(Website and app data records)
==============================
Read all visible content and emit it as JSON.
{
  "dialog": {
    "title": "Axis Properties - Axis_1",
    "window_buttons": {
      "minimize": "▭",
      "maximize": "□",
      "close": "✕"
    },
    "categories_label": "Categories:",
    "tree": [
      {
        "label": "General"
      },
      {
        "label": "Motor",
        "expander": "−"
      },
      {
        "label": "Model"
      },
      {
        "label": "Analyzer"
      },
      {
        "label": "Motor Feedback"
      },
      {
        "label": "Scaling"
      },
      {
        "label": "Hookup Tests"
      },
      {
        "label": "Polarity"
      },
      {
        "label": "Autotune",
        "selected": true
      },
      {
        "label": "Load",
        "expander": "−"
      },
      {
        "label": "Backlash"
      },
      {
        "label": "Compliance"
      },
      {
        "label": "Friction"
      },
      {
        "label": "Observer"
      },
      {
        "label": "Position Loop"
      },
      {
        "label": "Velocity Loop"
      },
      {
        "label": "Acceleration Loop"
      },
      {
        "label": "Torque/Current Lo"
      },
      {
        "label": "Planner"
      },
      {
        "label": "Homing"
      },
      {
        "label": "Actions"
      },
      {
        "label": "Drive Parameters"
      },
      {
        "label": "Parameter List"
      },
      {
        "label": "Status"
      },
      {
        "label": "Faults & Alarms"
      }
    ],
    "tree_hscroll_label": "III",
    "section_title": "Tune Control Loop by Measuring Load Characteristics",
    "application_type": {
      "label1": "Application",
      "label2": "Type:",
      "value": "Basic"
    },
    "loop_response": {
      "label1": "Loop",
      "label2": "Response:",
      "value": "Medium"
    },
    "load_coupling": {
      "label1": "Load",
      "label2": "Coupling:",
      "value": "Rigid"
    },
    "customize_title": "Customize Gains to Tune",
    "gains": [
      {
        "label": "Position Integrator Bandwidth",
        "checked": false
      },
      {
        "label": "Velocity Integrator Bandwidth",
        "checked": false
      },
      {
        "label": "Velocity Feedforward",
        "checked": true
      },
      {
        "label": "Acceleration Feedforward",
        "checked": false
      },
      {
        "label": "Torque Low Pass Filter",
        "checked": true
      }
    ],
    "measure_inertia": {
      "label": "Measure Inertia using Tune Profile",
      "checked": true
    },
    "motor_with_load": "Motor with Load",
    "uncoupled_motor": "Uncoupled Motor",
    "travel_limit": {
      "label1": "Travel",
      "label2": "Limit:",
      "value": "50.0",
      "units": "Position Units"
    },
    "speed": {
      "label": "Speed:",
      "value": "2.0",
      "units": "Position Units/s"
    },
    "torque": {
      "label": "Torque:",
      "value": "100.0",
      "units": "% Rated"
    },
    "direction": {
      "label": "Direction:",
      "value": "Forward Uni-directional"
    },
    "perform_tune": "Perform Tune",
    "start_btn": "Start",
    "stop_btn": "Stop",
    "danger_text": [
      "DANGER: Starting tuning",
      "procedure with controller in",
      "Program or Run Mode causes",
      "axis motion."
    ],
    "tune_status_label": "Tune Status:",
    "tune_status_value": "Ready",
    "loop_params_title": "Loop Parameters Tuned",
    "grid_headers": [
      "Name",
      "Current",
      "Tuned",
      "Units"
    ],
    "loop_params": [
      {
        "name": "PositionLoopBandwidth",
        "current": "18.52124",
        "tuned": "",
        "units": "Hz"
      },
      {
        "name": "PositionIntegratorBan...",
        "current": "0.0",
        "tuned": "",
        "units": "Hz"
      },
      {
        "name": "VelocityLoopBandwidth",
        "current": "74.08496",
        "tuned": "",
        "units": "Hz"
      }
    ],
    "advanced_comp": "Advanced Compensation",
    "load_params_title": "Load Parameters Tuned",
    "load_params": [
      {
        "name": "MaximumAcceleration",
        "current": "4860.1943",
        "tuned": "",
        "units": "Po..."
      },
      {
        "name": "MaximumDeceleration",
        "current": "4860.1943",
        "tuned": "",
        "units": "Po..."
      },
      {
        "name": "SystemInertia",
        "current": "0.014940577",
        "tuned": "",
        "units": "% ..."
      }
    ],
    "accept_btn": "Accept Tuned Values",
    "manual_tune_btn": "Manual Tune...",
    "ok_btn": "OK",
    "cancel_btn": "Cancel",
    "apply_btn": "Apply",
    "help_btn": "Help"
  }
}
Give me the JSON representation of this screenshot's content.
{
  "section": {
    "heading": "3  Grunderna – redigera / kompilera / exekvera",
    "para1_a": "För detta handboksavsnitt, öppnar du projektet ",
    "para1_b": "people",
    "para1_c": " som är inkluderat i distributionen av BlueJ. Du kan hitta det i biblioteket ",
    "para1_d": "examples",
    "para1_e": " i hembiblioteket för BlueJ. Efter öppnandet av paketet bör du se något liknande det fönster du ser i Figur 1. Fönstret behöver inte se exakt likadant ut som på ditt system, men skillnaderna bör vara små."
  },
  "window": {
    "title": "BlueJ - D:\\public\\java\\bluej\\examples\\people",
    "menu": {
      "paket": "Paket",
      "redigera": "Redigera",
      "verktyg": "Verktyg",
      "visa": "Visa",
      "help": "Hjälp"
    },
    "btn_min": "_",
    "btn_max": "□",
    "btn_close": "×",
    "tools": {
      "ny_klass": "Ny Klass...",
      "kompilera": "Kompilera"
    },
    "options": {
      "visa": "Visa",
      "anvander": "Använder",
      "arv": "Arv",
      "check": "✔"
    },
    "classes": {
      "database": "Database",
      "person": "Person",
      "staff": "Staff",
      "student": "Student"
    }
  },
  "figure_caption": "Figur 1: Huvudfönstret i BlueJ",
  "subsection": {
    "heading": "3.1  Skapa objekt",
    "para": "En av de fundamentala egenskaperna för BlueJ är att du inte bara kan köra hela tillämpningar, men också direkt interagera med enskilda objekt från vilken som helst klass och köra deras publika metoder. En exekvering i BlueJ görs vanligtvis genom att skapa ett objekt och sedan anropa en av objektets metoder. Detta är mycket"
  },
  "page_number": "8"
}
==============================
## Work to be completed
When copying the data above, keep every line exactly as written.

## Output below
Read all visible content and emit it as JSON.
{
  "dialog": {
    "title": "Axis Properties - Axis_1",
    "window_buttons": {
      "minimize": "▭",
      "maximize": "□",
      "close": "✕"
    },
    "categories_label": "Categories:",
    "tree": [
      {
        "label": "General"
      },
      {
        "label": "Motor",
        "expander": "−"
      },
      {
        "label": "Model"
      },
      {
        "label": "Analyzer"
      },
      {
        "label": "Motor Feedback"
      },
      {
        "label": "Scaling"
      },
      {
        "label": "Hookup Tests"
      },
      {
        "label": "Polarity"
      },
      {
        "label": "Autotune",
        "selected": true
      },
      {
        "label": "Load",
        "expander": "−"
      },
      {
        "label": "Backlash"
      },
      {
        "label": "Compliance"
      },
      {
        "label": "Friction"
      },
      {
        "label": "Observer"
      },
      {
        "label": "Position Loop"
      },
      {
        "label": "Velocity Loop"
      },
      {
        "label": "Acceleration Loop"
      },
      {
        "label": "Torque/Current Lo"
      },
      {
        "label": "Planner"
      },
      {
        "label": "Homing"
      },
      {
        "label": "Actions"
      },
      {
        "label": "Drive Parameters"
      },
      {
        "label": "Parameter List"
      },
      {
        "label": "Status"
      },
      {
        "label": "Faults & Alarms"
      }
    ],
    "tree_hscroll_label": "III",
    "section_title": "Tune Control Loop by Measuring Load Characteristics",
    "application_type": {
      "label1": "Application",
      "label2": "Type:",
      "value": "Basic"
    },
    "loop_response": {
      "label1": "Loop",
      "label2": "Response:",
      "value": "Medium"
    },
    "load_coupling": {
      "label1": "Load",
      "label2": "Coupling:",
      "value": "Rigid"
    },
    "customize_title": "Customize Gains to Tune",
    "gains": [
      {
        "label": "Position Integrator Bandwidth",
        "checked": false
      },
      {
        "label": "Velocity Integrator Bandwidth",
        "checked": false
      },
      {
        "label": "Velocity Feedforward",
        "checked": true
      },
      {
        "label": "Acceleration Feedforward",
        "checked": false
      },
      {
        "label": "Torque Low Pass Filter",
        "checked": true
      }
    ],
    "measure_inertia": {
      "label": "Measure Inertia using Tune Profile",
      "checked": true
    },
    "motor_with_load": "Motor with Load",
    "uncoupled_motor": "Uncoupled Motor",
    "travel_limit": {
      "label1": "Travel",
      "label2": "Limit:",
      "value": "50.0",
      "units": "Position Units"
    },
    "speed": {
      "label": "Speed:",
      "value": "2.0",
      "units": "Position Units/s"
    },
    "torque": {
      "label": "Torque:",
      "value": "100.0",
      "units": "% Rated"
    },
    "direction": {
      "label": "Direction:",
      "value": "Forward Uni-directional"
    },
    "perform_tune": "Perform Tune",
    "start_btn": "Start",
    "stop_btn": "Stop",
    "danger_text": [
      "DANGER: Starting tuning",
      "procedure with controller in",
      "Program or Run Mode causes",
      "axis motion."
    ],
    "tune_status_label": "Tune Status:",
    "tune_status_value": "Ready",
    "loop_params_title": "Loop Parameters Tuned",
    "grid_headers": [
      "Name",
      "Current",
      "Tuned",
      "Units"
    ],
    "loop_params": [
      {
        "name": "PositionLoopBandwidth",
        "current": "18.52124",
        "tuned": "",
        "units": "Hz"
      },
      {
        "name": "PositionIntegratorBan...",
        "current": "0.0",
        "tuned": "",
        "units": "Hz"
      },
      {
        "name": "VelocityLoopBandwidth",
        "current": "74.08496",
        "tuned": "",
        "units": "Hz"
      }
    ],
    "advanced_comp": "Advanced Compensation",
    "load_params_title": "Load Parameters Tuned",
    "load_params": [
      {
        "name": "MaximumAcceleration",
        "current": "4860.1943",
        "tuned": "",
        "units": "Po..."
      },
      {
        "name": "MaximumDeceleration",
        "current": "4860.1943",
        "tuned": "",
        "units": "Po..."
      },
      {
        "name": "SystemInertia",
        "current": "0.014940577",
        "tuned": "",
        "units": "% ..."
      }
    ],
    "accept_btn": "Accept Tuned Values",
    "manual_tune_btn": "Manual Tune...",
    "ok_btn": "OK",
    "cancel_btn": "Cancel",
    "apply_btn": "Apply",
    "help_btn": "Help"
  }
}
Give me the JSON representation of this screenshot's content.
{
  "section": {
    "heading": "3  Grunderna – redigera / kompilera / exekvera",
    "para1_a": "För detta handboksavsnitt, öppnar du projektet ",
    "para1_b": "people",
    "para1_c": " som är inkluderat i distributionen av BlueJ. Du kan hitta det i biblioteket ",
    "para1_d": "examples",
    "para1_e": " i hembiblioteket för BlueJ. Efter öppnandet av paketet bör du se något liknande det fönster du ser i Figur 1. Fönstret behöver inte se exakt likadant ut som på ditt system, men skillnaderna bör vara små."
  },
  "window": {
    "title": "BlueJ - D:\\public\\java\\bluej\\examples\\people",
    "menu": {
      "paket": "Paket",
      "redigera": "Redigera",
      "verktyg": "Verktyg",
      "visa": "Visa",
      "help": "Hjälp"
    },
    "btn_min": "_",
    "btn_max": "□",
    "btn_close": "×",
    "tools": {
      "ny_klass": "Ny Klass...",
      "kompilera": "Kompilera"
    },
    "options": {
      "visa": "Visa",
      "anvander": "Använder",
      "arv": "Arv",
      "check": "✔"
    },
    "classes": {
      "database": "Database",
      "person": "Person",
      "staff": "Staff",
      "student": "Student"
    }
  },
  "figure_caption": "Figur 1: Huvudfönstret i BlueJ",
  "subsection": {
    "heading": "3.1  Skapa objekt",
    "para": "En av de fundamentala egenskaperna för BlueJ är att du inte bara kan köra hela tillämpningar, men också direkt interagera med enskilda objekt från vilken som helst klass och köra deras publika metoder. En exekvering i BlueJ görs vanligtvis genom att skapa ett objekt och sedan anropa en av objektets metoder. Detta är mycket"
  },
  "page_number": "8"
}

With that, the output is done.